A profitable business

The third question is whether the business makes enough money to be worth operating it. Costs are the critical piece of the puzzle here. If people are willing to pay for a product, are they willing to pay enough to generate the surplus needed to pay for the folks and equipment who make the product and have enough left over to return the founders’ and investors’ capital contributions.

The business model canvas (bmc)

It takes seven weeks to get through the bmc using the Lean Launchpad curriculum and I believe by the end the teams have an understanding of what it takes to put a business together. In many way, running the summer accelerator was a startup experiment of whether running teams through weekly cycles of learning about building a business and running lean startup-style experiments (link to MVP examples) would be effective. And by effective I mean could they find people willing to pay (or at least use) their product.

Coming into the accelerator, none of the teams had asked for any firm commitments from their customers. That’s a big piece to be missing! By the end of the summer, we’ve had quite a bit of success in that area. Driven Analytics has a paid pilot with two dealerships. Levaté has 150 people signed up to be beta testers. Xip (né Park Ave) has a $10,000 grant from the University of Oklahoma’s parking director to run a proof of concept. Icarus has verbal commitments from construction agencies to do paid flights this very weekend.

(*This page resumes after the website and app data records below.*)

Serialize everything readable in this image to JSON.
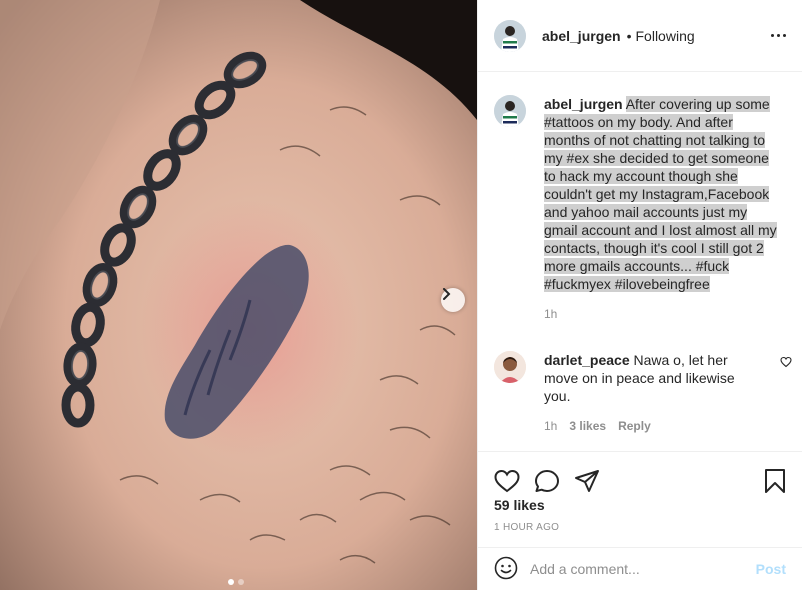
{
  "post": {
    "author": "abel_jurgen",
    "separator": "•",
    "follow_status": "Following",
    "caption_prefix": "abel_jurgen",
    "caption_lines": [
      "After covering up some",
      "#tattoos on my body. And after",
      "months of not chatting not talking to",
      "my #ex she decided to get someone",
      "to hack my account though she",
      "couldn't get my Instagram,Facebook",
      "and yahoo mail accounts just my",
      "gmail account and I lost almost all my",
      "contacts, though it's cool I still got 2",
      "more gmails accounts... #fuck",
      "#fuckmyex #ilovebeingfree"
    ],
    "caption_age": "1h",
    "likes": "59 likes",
    "posted_ago": "1 HOUR AGO"
  },
  "comment": {
    "author": "darlet_peace",
    "text": "Nawa o, let her move on in peace and likewise you.",
    "age": "1h",
    "likes": "3 likes",
    "reply_label": "Reply"
  },
  "add_comment": {
    "placeholder": "Add a comment...",
    "post_label": "Post"
  },
  "icons": {
    "like": "heart-icon",
    "comment": "comment-icon",
    "share": "paper-plane-icon",
    "save": "bookmark-icon",
    "emoji": "smiley-icon",
    "next": "chevron-right-icon",
    "more": "more-dots-icon"
  },
  "carousel": {
    "slide_count": 2,
    "current_slide": 1
  },
  "colors": {
    "post_button": "#b2dffc",
    "secondary_text": "#8e8e8e",
    "highlight": "#cfcfcf"
  }
}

In my estimation, that’s a fair amount of progress to have made in two months. And that’s just from the business side. From the academic side, the students have been exposed to, and used, a variety of methodologies that are very much in vogue in the business world, particularly agile and lean. They also have experience in using the business model canvas and a kanban board. They learned how to make weekly commitments and stick to them to keep momentum always moving forward. They learned how to deal with outside investment, form a company, negotiate among founders, track cash inflows and outflows, build and test a sales channel, and how to close a customer. And most importantly, in my estimation, how to truly validate if an idea holds water and to make the tough decisions about whether to pursue ideas or change to new ones (pivot or persevere).

All that’s left is the pitch

At this point, the main event, Demo Day, is what remains of the summer’s activities. The teams need to pull together all their learnings, all their experiments, and all their progress into one five-minute presentation. There are quite few folks coming to Demo Day so the teams will have a strong audience full of critical thinkers in the entrepreneurship space.

At this point, the teams have had to officially pitch their business at least once a week at the team dinner as well as one class mid-way through on pitching. They’ve also had a storyboarding class that helped them think through the flow of a pitch. And last but not least, they had to think of how they would pitch their business almost every single day when talking to potential customers, clients, partners, and investors.

Posted in Lean Startup, Startup, Testing ideas in the real world

Leave a Reply

Your email address will not be published. Required fields are marked *

*